**WHAT YOU SHOULD DO**
Return each entry below without any alteration.

Items from an interface collection:
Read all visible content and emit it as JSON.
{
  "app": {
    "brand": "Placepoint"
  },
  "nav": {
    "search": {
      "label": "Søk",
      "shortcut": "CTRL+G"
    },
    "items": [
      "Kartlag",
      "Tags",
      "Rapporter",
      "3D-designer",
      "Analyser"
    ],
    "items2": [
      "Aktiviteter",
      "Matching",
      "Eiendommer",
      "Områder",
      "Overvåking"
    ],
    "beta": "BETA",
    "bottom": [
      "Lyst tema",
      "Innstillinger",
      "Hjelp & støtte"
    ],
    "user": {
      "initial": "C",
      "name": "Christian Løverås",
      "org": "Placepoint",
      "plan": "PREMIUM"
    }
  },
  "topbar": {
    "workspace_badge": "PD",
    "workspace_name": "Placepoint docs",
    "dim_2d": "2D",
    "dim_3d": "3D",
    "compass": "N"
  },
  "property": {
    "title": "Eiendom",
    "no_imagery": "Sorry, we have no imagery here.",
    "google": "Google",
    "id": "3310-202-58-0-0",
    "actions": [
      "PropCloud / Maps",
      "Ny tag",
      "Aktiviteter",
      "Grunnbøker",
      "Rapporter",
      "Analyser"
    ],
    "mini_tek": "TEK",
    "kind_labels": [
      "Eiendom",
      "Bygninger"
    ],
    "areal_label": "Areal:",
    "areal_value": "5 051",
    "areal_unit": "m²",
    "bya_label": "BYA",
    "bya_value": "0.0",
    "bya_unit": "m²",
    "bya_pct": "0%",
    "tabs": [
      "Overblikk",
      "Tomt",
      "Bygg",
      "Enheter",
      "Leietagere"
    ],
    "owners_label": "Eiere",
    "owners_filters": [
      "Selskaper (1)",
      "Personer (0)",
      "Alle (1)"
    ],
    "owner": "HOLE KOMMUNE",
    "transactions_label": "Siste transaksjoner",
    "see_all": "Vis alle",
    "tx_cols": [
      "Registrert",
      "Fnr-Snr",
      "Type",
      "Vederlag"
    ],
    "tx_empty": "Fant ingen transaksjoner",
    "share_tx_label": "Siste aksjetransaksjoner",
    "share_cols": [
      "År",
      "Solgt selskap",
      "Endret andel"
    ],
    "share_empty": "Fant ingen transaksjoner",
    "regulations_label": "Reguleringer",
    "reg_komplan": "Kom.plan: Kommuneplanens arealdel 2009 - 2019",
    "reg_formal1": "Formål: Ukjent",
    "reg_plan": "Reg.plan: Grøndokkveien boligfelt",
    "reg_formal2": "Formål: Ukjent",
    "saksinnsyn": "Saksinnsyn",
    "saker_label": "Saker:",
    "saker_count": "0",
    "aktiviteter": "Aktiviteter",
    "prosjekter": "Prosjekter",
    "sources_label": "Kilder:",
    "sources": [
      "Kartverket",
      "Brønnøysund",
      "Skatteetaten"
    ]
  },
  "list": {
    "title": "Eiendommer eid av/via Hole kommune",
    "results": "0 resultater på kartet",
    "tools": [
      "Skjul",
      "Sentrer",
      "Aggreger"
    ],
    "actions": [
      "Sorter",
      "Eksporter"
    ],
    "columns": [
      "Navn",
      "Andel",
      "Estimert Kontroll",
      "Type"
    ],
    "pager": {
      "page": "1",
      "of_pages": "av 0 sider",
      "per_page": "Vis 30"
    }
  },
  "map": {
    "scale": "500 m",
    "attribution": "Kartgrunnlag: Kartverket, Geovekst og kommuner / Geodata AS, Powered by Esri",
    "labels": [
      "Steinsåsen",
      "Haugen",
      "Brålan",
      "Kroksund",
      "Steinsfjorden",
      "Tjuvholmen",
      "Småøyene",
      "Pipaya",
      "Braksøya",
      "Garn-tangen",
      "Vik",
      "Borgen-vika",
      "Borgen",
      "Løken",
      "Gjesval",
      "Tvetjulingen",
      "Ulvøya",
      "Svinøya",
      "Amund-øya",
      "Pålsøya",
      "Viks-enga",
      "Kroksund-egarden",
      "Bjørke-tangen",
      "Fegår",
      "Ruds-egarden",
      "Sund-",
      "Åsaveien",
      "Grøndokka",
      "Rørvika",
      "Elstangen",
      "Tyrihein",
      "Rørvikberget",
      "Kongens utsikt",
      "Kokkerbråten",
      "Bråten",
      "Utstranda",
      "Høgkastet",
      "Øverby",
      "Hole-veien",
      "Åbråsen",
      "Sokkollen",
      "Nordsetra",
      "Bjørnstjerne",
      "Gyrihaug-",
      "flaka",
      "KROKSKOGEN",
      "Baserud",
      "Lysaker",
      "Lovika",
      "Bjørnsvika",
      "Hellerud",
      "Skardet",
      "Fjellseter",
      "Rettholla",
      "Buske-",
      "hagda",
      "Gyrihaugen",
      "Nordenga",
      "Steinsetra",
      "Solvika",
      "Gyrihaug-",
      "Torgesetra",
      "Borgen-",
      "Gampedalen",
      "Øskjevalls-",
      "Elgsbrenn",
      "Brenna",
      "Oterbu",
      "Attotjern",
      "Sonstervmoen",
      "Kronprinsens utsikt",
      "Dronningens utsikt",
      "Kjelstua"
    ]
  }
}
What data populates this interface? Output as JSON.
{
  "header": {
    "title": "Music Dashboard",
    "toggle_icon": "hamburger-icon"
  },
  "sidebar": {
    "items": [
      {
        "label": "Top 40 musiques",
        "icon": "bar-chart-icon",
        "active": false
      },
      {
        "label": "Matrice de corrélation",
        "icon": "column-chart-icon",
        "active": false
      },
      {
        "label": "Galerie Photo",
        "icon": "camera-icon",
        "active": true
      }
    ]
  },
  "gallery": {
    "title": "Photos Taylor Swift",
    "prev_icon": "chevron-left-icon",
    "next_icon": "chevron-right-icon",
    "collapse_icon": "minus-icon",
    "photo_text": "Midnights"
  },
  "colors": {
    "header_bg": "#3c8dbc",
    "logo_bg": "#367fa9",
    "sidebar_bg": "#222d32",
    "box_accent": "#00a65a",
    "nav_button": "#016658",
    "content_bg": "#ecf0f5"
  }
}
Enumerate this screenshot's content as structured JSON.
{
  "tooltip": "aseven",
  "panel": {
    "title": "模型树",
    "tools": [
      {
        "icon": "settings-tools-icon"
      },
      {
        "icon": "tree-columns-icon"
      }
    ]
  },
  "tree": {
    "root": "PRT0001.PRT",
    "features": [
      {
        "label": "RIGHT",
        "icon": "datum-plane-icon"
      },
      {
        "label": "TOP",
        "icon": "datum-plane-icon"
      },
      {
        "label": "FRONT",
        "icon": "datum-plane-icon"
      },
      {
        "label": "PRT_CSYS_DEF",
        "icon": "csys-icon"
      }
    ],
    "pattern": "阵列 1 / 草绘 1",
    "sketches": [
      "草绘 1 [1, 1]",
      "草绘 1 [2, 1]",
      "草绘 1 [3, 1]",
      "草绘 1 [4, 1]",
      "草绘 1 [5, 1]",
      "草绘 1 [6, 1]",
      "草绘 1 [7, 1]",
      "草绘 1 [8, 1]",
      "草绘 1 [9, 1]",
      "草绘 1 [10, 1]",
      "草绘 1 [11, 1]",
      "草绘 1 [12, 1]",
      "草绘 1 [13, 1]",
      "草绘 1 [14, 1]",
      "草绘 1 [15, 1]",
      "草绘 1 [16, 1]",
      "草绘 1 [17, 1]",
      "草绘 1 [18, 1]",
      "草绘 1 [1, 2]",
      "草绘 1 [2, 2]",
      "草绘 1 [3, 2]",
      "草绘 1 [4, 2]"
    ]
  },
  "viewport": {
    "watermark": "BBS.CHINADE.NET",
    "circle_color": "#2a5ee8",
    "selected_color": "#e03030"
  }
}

**RESPONSE TO THIS TASK**
Read all visible content and emit it as JSON.
{
  "app": {
    "brand": "Placepoint"
  },
  "nav": {
    "search": {
      "label": "Søk",
      "shortcut": "CTRL+G"
    },
    "items": [
      "Kartlag",
      "Tags",
      "Rapporter",
      "3D-designer",
      "Analyser"
    ],
    "items2": [
      "Aktiviteter",
      "Matching",
      "Eiendommer",
      "Områder",
      "Overvåking"
    ],
    "beta": "BETA",
    "bottom": [
      "Lyst tema",
      "Innstillinger",
      "Hjelp & støtte"
    ],
    "user": {
      "initial": "C",
      "name": "Christian Løverås",
      "org": "Placepoint",
      "plan": "PREMIUM"
    }
  },
  "topbar": {
    "workspace_badge": "PD",
    "workspace_name": "Placepoint docs",
    "dim_2d": "2D",
    "dim_3d": "3D",
    "compass": "N"
  },
  "property": {
    "title": "Eiendom",
    "no_imagery": "Sorry, we have no imagery here.",
    "google": "Google",
    "id": "3310-202-58-0-0",
    "actions": [
      "PropCloud / Maps",
      "Ny tag",
      "Aktiviteter",
      "Grunnbøker",
      "Rapporter",
      "Analyser"
    ],
    "mini_tek": "TEK",
    "kind_labels": [
      "Eiendom",
      "Bygninger"
    ],
    "areal_label": "Areal:",
    "areal_value": "5 051",
    "areal_unit": "m²",
    "bya_label": "BYA",
    "bya_value": "0.0",
    "bya_unit": "m²",
    "bya_pct": "0%",
    "tabs": [
      "Overblikk",
      "Tomt",
      "Bygg",
      "Enheter",
      "Leietagere"
    ],
    "owners_label": "Eiere",
    "owners_filters": [
      "Selskaper (1)",
      "Personer (0)",
      "Alle (1)"
    ],
    "owner": "HOLE KOMMUNE",
    "transactions_label": "Siste transaksjoner",
    "see_all": "Vis alle",
    "tx_cols": [
      "Registrert",
      "Fnr-Snr",
      "Type",
      "Vederlag"
    ],
    "tx_empty": "Fant ingen transaksjoner",
    "share_tx_label": "Siste aksjetransaksjoner",
    "share_cols": [
      "År",
      "Solgt selskap",
      "Endret andel"
    ],
    "share_empty": "Fant ingen transaksjoner",
    "regulations_label": "Reguleringer",
    "reg_komplan": "Kom.plan: Kommuneplanens arealdel 2009 - 2019",
    "reg_formal1": "Formål: Ukjent",
    "reg_plan": "Reg.plan: Grøndokkveien boligfelt",
    "reg_formal2": "Formål: Ukjent",
    "saksinnsyn": "Saksinnsyn",
    "saker_label": "Saker:",
    "saker_count": "0",
    "aktiviteter": "Aktiviteter",
    "prosjekter": "Prosjekter",
    "sources_label": "Kilder:",
    "sources": [
      "Kartverket",
      "Brønnøysund",
      "Skatteetaten"
    ]
  },
  "list": {
    "title": "Eiendommer eid av/via Hole kommune",
    "results": "0 resultater på kartet",
    "tools": [
      "Skjul",
      "Sentrer",
      "Aggreger"
    ],
    "actions": [
      "Sorter",
      "Eksporter"
    ],
    "columns": [
      "Navn",
      "Andel",
      "Estimert Kontroll",
      "Type"
    ],
    "pager": {
      "page": "1",
      "of_pages": "av 0 sider",
      "per_page": "Vis 30"
    }
  },
  "map": {
    "scale": "500 m",
    "attribution": "Kartgrunnlag: Kartverket, Geovekst og kommuner / Geodata AS, Powered by Esri",
    "labels": [
      "Steinsåsen",
      "Haugen",
      "Brålan",
      "Kroksund",
      "Steinsfjorden",
      "Tjuvholmen",
      "Småøyene",
      "Pipaya",
      "Braksøya",
      "Garn-tangen",
      "Vik",
      "Borgen-vika",
      "Borgen",
      "Løken",
      "Gjesval",
      "Tvetjulingen",
      "Ulvøya",
      "Svinøya",
      "Amund-øya",
      "Pålsøya",
      "Viks-enga",
      "Kroksund-egarden",
      "Bjørke-tangen",
      "Fegår",
      "Ruds-egarden",
      "Sund-",
      "Åsaveien",
      "Grøndokka",
      "Rørvika",
      "Elstangen",
      "Tyrihein",
      "Rørvikberget",
      "Kongens utsikt",
      "Kokkerbråten",
      "Bråten",
      "Utstranda",
      "Høgkastet",
      "Øverby",
      "Hole-veien",
      "Åbråsen",
      "Sokkollen",
      "Nordsetra",
      "Bjørnstjerne",
      "Gyrihaug-",
      "flaka",
      "KROKSKOGEN",
      "Baserud",
      "Lysaker",
      "Lovika",
      "Bjørnsvika",
      "Hellerud",
      "Skardet",
      "Fjellseter",
      "Rettholla",
      "Buske-",
      "hagda",
      "Gyrihaugen",
      "Nordenga",
      "Steinsetra",
      "Solvika",
      "Gyrihaug-",
      "Torgesetra",
      "Borgen-",
      "Gampedalen",
      "Øskjevalls-",
      "Elgsbrenn",
      "Brenna",
      "Oterbu",
      "Attotjern",
      "Sonstervmoen",
      "Kronprinsens utsikt",
      "Dronningens utsikt",
      "Kjelstua"
    ]
  }
}
What data populates this interface? Output as JSON.
{
  "header": {
    "title": "Music Dashboard",
    "toggle_icon": "hamburger-icon"
  },
  "sidebar": {
    "items": [
      {
        "label": "Top 40 musiques",
        "icon": "bar-chart-icon",
        "active": false
      },
      {
        "label": "Matrice de corrélation",
        "icon": "column-chart-icon",
        "active": false
      },
      {
        "label": "Galerie Photo",
        "icon": "camera-icon",
        "active": true
      }
    ]
  },
  "gallery": {
    "title": "Photos Taylor Swift",
    "prev_icon": "chevron-left-icon",
    "next_icon": "chevron-right-icon",
    "collapse_icon": "minus-icon",
    "photo_text": "Midnights"
  },
  "colors": {
    "header_bg": "#3c8dbc",
    "logo_bg": "#367fa9",
    "sidebar_bg": "#222d32",
    "box_accent": "#00a65a",
    "nav_button": "#016658",
    "content_bg": "#ecf0f5"
  }
}
Enumerate this screenshot's content as structured JSON.
{
  "tooltip": "aseven",
  "panel": {
    "title": "模型树",
    "tools": [
      {
        "icon": "settings-tools-icon"
      },
      {
        "icon": "tree-columns-icon"
      }
    ]
  },
  "tree": {
    "root": "PRT0001.PRT",
    "features": [
      {
        "label": "RIGHT",
        "icon": "datum-plane-icon"
      },
      {
        "label": "TOP",
        "icon": "datum-plane-icon"
      },
      {
        "label": "FRONT",
        "icon": "datum-plane-icon"
      },
      {
        "label": "PRT_CSYS_DEF",
        "icon": "csys-icon"
      }
    ],
    "pattern": "阵列 1 / 草绘 1",
    "sketches": [
      "草绘 1 [1, 1]",
      "草绘 1 [2, 1]",
      "草绘 1 [3, 1]",
      "草绘 1 [4, 1]",
      "草绘 1 [5, 1]",
      "草绘 1 [6, 1]",
      "草绘 1 [7, 1]",
      "草绘 1 [8, 1]",
      "草绘 1 [9, 1]",
      "草绘 1 [10, 1]",
      "草绘 1 [11, 1]",
      "草绘 1 [12, 1]",
      "草绘 1 [13, 1]",
      "草绘 1 [14, 1]",
      "草绘 1 [15, 1]",
      "草绘 1 [16, 1]",
      "草绘 1 [17, 1]",
      "草绘 1 [18, 1]",
      "草绘 1 [1, 2]",
      "草绘 1 [2, 2]",
      "草绘 1 [3, 2]",
      "草绘 1 [4, 2]"
    ]
  },
  "viewport": {
    "watermark": "BBS.CHINADE.NET",
    "circle_color": "#2a5ee8",
    "selected_color": "#e03030"
  }
}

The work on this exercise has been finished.